- **WORK TO COMPLETE**: Pull every line from the records that has the word "reaccionar" in it.

- **PROVIDED DATA**:

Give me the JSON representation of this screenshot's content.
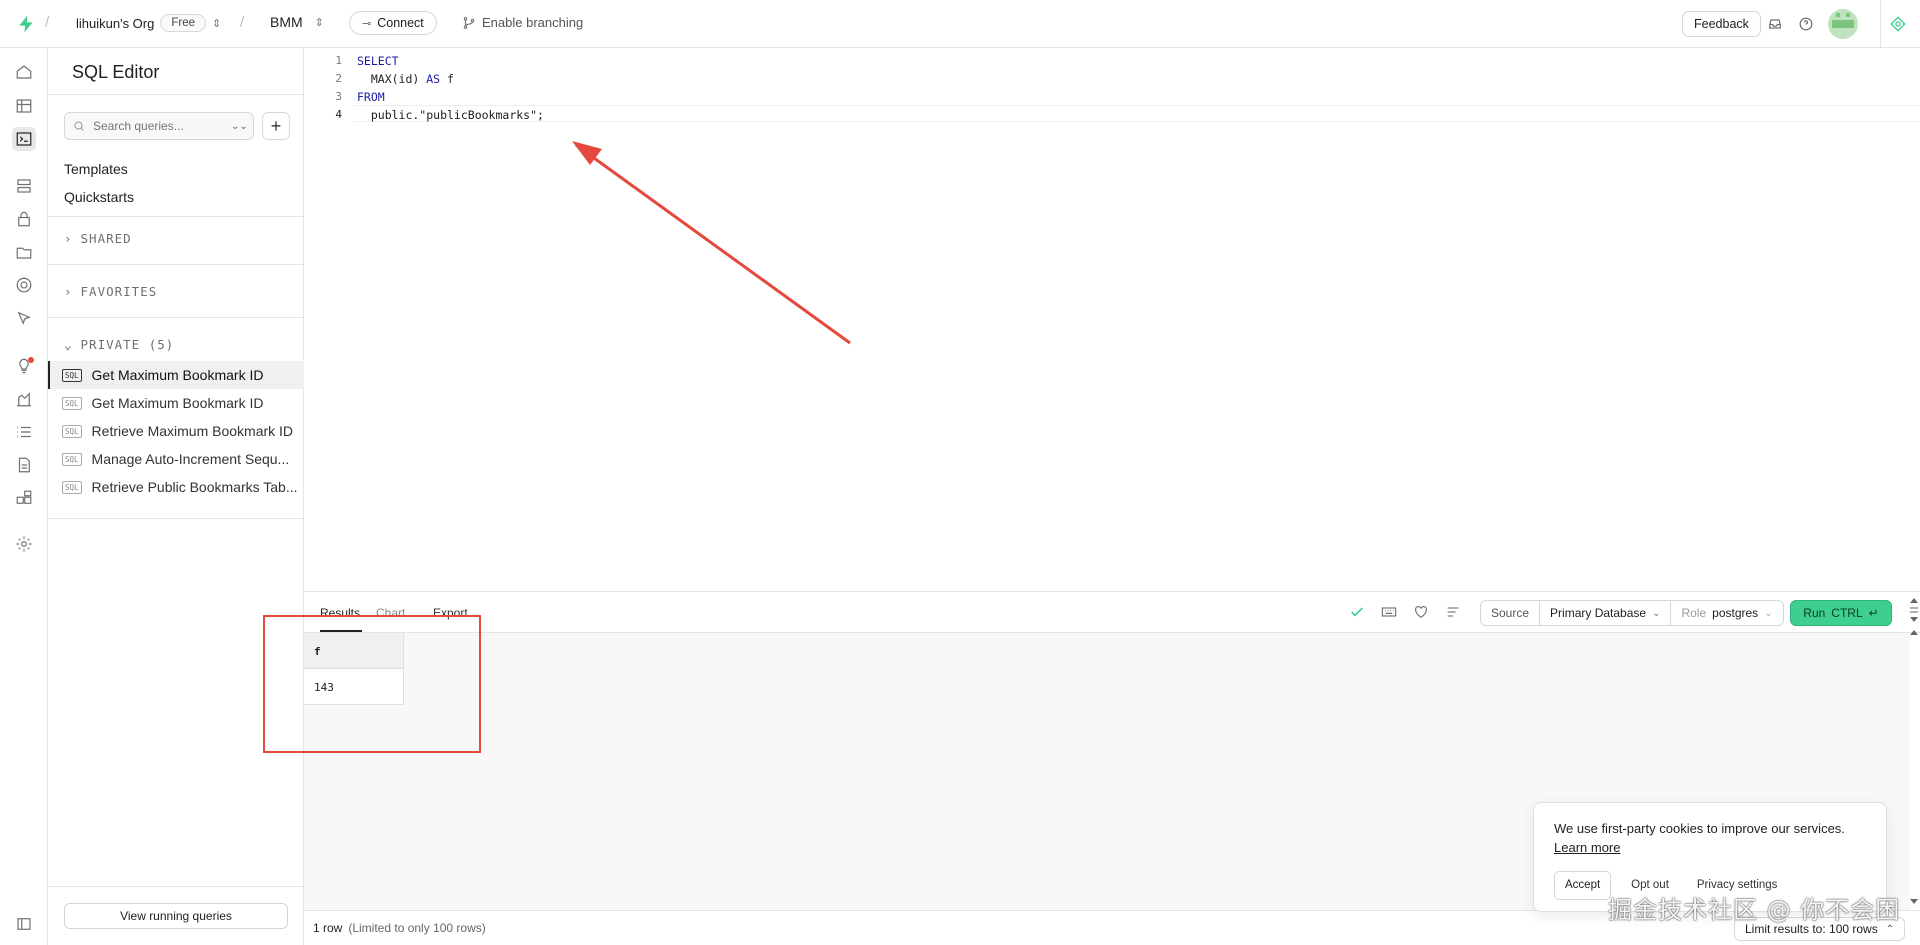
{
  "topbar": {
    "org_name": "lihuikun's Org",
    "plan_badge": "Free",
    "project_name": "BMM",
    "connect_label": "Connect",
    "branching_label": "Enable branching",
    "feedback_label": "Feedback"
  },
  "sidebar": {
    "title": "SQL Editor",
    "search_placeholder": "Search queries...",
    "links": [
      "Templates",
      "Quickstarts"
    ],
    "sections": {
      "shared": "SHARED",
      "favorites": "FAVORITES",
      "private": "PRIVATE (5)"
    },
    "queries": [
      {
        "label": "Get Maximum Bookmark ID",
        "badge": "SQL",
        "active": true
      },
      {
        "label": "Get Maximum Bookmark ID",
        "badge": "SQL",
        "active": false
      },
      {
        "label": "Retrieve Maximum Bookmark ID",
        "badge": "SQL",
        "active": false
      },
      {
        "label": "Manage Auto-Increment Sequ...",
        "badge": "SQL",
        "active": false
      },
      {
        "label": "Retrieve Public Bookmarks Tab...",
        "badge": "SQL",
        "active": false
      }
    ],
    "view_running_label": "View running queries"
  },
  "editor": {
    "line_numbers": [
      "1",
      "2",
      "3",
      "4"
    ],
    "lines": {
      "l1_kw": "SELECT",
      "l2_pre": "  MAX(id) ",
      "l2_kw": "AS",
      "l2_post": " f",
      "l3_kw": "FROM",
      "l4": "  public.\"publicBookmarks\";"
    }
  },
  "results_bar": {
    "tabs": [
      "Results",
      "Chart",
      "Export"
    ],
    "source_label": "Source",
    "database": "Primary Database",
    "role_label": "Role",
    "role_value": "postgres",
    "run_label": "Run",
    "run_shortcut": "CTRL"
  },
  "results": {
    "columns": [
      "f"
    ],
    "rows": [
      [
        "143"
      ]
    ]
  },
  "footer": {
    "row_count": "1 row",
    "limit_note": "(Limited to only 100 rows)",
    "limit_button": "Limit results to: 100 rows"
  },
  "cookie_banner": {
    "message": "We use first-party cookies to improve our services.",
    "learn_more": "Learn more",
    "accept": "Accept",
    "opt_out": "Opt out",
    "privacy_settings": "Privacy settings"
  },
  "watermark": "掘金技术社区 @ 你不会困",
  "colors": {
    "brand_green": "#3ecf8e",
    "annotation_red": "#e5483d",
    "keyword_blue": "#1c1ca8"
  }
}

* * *

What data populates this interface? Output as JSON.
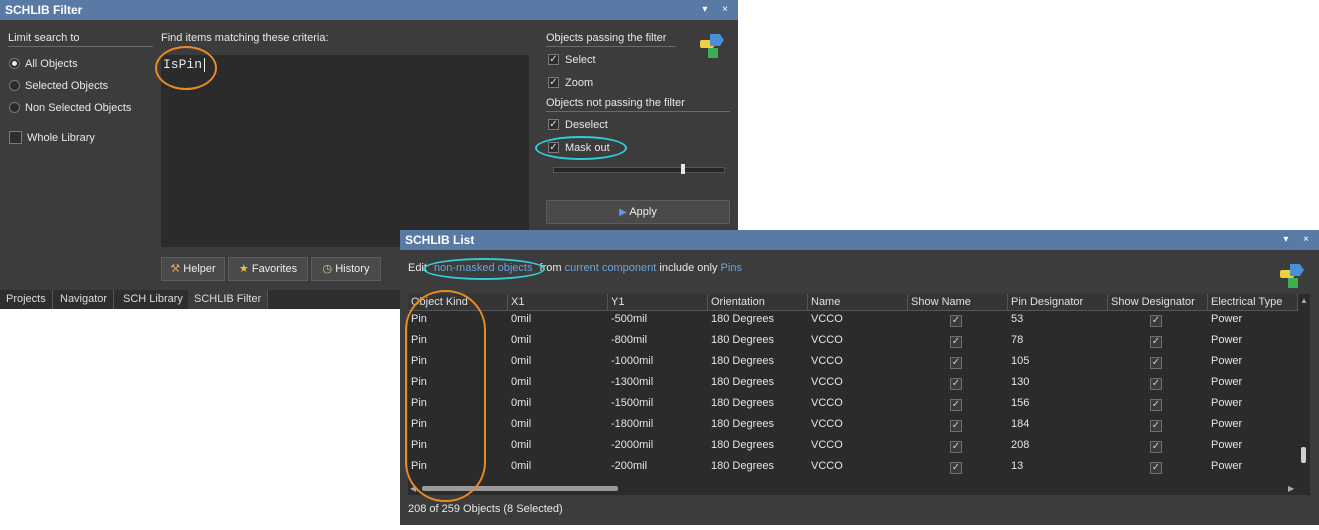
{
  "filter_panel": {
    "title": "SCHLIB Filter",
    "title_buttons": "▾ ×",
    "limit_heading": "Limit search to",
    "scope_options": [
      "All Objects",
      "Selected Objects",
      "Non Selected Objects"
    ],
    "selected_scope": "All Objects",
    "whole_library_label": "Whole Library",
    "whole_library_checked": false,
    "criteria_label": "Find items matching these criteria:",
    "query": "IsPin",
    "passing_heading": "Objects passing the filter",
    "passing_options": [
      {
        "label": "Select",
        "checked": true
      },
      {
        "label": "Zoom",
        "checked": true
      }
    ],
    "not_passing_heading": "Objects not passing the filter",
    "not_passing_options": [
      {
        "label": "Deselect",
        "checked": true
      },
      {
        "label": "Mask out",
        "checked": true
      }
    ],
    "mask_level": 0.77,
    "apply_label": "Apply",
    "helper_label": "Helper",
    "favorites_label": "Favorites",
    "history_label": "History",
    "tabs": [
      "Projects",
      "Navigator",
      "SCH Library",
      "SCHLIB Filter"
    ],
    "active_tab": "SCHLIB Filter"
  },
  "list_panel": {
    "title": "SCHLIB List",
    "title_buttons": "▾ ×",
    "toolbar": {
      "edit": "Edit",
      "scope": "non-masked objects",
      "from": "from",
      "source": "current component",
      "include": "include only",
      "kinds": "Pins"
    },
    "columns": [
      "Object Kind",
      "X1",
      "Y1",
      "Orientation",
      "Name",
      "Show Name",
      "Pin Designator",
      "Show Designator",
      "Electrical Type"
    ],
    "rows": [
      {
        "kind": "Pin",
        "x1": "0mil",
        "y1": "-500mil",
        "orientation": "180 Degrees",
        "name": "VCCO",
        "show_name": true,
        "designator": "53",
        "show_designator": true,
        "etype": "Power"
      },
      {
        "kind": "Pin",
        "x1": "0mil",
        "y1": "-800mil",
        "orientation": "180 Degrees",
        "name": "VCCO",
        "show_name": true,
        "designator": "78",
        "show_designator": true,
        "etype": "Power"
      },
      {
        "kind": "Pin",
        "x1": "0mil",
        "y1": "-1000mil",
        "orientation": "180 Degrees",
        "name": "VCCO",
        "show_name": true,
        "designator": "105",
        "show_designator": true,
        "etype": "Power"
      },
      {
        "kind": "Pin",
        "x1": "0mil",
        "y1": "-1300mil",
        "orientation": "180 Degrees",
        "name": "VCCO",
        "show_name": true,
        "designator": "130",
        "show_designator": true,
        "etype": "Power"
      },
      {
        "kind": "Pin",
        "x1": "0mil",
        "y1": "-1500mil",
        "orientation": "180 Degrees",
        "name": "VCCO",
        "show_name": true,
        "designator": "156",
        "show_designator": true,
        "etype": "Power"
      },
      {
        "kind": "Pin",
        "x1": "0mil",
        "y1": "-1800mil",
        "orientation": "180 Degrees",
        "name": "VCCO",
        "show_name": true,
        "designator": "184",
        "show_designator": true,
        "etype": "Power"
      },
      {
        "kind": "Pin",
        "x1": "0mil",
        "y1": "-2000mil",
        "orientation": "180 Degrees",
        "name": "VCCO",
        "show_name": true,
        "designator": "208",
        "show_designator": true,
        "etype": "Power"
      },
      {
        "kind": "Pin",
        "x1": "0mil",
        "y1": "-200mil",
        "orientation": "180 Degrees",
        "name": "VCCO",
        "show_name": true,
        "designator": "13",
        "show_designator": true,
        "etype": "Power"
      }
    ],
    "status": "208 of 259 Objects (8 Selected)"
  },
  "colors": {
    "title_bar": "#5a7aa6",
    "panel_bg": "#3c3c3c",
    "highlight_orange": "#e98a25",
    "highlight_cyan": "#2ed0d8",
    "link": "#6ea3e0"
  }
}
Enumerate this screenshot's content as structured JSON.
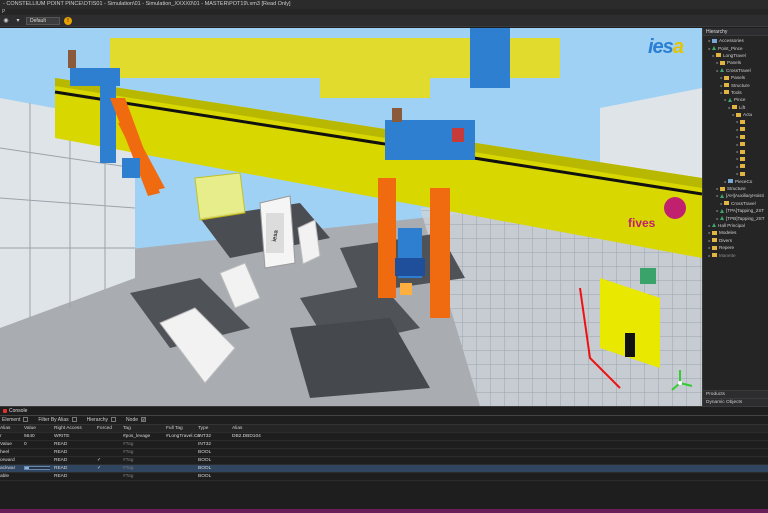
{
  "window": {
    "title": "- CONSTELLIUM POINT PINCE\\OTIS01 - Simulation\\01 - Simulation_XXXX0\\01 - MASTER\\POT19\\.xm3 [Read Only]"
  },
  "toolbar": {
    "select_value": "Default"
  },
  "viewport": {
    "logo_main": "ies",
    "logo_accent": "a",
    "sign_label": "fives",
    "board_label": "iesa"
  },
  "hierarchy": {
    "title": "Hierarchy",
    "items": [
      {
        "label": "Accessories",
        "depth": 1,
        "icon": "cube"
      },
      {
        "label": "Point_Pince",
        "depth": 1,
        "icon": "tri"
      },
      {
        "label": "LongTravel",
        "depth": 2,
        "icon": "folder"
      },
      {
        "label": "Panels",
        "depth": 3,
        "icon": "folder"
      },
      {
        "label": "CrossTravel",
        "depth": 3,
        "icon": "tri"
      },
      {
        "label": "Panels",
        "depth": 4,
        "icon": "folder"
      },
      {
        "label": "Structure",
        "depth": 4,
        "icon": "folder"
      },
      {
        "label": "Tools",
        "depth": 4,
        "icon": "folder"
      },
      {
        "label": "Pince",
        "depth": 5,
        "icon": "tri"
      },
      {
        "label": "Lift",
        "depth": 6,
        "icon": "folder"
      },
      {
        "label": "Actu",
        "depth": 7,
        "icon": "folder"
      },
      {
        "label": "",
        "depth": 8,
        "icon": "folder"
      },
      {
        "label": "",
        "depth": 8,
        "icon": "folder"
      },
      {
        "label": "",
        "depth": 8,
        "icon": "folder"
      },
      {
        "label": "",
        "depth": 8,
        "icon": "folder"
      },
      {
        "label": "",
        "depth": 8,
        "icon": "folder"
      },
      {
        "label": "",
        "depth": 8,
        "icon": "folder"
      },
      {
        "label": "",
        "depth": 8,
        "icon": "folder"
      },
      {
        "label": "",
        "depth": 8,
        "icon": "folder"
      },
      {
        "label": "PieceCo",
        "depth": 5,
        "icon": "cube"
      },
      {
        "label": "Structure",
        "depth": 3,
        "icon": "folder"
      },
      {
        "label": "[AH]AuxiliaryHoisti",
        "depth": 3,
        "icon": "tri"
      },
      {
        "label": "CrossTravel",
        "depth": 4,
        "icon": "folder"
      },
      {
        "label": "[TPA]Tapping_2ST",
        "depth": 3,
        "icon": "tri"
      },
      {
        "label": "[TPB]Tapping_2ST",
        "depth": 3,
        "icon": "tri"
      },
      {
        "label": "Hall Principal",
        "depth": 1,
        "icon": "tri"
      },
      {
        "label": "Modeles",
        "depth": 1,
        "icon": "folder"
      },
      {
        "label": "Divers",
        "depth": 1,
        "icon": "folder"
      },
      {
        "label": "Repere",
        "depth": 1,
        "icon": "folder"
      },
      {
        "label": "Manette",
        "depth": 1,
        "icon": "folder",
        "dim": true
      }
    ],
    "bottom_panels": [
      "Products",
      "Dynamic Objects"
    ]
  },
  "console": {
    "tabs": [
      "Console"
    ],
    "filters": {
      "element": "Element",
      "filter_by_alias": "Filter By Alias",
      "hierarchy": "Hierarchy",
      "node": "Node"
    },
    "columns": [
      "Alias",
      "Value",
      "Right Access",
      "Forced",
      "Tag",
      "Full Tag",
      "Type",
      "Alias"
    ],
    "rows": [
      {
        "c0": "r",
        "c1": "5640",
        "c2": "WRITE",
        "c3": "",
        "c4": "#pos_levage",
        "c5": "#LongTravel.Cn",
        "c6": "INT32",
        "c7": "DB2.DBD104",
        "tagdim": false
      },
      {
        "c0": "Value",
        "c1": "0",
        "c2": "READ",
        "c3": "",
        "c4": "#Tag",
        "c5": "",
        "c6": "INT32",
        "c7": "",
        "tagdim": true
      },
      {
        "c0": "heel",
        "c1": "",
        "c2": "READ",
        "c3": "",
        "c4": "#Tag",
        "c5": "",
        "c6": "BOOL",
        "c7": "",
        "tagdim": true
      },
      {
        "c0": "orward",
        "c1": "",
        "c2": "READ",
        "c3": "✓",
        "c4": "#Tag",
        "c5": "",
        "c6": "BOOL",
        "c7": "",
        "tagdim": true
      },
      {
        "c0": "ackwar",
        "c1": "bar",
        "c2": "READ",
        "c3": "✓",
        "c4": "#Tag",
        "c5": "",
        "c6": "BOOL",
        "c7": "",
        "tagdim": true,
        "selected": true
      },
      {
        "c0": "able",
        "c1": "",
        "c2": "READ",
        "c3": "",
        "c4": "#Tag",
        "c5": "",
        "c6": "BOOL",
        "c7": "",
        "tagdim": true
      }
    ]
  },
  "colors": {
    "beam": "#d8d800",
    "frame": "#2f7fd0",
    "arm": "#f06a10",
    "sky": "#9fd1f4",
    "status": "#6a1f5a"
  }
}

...

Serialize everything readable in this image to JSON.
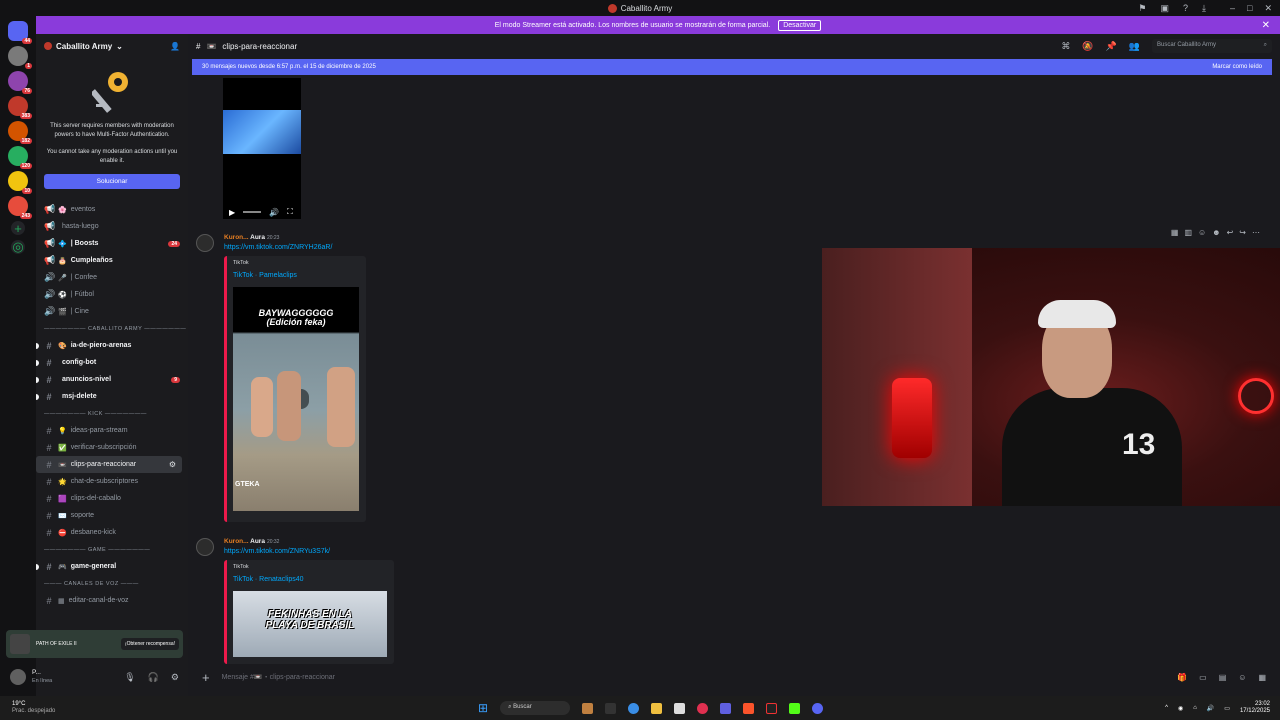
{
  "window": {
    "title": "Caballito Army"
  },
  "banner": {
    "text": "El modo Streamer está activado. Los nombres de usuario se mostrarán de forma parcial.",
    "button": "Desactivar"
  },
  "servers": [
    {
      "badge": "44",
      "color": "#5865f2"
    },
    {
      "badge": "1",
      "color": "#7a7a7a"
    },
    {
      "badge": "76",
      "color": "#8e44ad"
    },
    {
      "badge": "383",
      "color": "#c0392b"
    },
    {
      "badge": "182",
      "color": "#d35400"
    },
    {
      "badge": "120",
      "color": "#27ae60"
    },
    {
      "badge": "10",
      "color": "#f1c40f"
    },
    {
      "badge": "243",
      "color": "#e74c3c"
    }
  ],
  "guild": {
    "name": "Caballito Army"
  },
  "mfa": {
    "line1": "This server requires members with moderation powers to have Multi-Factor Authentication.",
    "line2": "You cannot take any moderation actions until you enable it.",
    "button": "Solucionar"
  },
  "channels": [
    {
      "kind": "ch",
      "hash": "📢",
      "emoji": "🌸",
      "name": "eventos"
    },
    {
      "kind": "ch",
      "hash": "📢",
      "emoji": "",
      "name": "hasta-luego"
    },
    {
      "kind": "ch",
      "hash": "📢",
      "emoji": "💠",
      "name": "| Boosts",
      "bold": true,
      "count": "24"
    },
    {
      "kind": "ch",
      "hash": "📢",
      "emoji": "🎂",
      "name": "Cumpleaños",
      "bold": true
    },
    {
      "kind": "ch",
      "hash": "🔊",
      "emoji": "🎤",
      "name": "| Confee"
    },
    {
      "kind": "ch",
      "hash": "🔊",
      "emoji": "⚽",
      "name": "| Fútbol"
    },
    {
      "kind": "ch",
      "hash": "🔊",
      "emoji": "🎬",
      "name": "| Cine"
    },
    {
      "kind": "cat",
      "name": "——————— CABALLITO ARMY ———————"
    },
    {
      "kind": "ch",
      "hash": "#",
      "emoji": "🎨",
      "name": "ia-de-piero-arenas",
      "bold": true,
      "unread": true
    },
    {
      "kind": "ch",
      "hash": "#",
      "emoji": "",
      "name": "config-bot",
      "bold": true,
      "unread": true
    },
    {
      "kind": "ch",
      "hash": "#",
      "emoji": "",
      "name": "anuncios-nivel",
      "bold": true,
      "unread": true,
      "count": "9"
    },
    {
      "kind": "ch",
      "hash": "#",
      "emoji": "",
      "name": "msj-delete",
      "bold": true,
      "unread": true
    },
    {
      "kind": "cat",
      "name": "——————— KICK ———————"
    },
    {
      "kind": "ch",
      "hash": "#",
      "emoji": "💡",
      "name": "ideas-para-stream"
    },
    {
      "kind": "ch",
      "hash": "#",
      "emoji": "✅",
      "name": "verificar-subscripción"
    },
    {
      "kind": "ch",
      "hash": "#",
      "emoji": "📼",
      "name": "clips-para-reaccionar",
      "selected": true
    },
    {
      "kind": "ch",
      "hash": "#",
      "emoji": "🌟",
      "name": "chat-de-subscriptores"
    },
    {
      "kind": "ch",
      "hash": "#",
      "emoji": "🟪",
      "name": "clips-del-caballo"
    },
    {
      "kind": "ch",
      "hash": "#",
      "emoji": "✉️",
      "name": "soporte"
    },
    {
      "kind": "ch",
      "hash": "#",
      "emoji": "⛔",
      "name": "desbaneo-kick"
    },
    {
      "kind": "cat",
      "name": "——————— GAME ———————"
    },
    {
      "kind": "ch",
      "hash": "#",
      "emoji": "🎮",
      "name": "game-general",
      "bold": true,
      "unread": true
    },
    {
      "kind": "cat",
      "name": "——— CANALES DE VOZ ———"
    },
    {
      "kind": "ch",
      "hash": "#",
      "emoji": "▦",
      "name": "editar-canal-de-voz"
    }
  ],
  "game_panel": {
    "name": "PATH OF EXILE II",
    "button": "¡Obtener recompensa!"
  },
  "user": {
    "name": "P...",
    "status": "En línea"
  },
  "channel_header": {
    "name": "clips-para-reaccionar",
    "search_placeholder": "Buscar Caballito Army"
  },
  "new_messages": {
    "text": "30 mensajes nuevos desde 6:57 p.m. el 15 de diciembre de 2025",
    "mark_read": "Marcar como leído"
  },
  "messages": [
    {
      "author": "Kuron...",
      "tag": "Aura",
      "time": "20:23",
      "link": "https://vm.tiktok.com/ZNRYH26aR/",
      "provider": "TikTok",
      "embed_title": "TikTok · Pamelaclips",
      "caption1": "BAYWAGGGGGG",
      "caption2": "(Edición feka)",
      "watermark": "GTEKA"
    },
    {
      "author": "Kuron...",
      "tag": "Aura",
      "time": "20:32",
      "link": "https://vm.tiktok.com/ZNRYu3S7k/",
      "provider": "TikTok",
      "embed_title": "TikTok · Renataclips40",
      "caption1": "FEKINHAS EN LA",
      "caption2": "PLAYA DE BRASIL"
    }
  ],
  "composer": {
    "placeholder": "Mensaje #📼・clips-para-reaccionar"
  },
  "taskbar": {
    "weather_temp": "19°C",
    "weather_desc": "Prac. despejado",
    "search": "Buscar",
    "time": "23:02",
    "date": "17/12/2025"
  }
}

- **TASK RESULT**:
      "name": "clips-para-reaccionar",
    "name": "clips-para-reaccionar",
    "placeholder": "Mensaje #📼・clips-para-reaccionar"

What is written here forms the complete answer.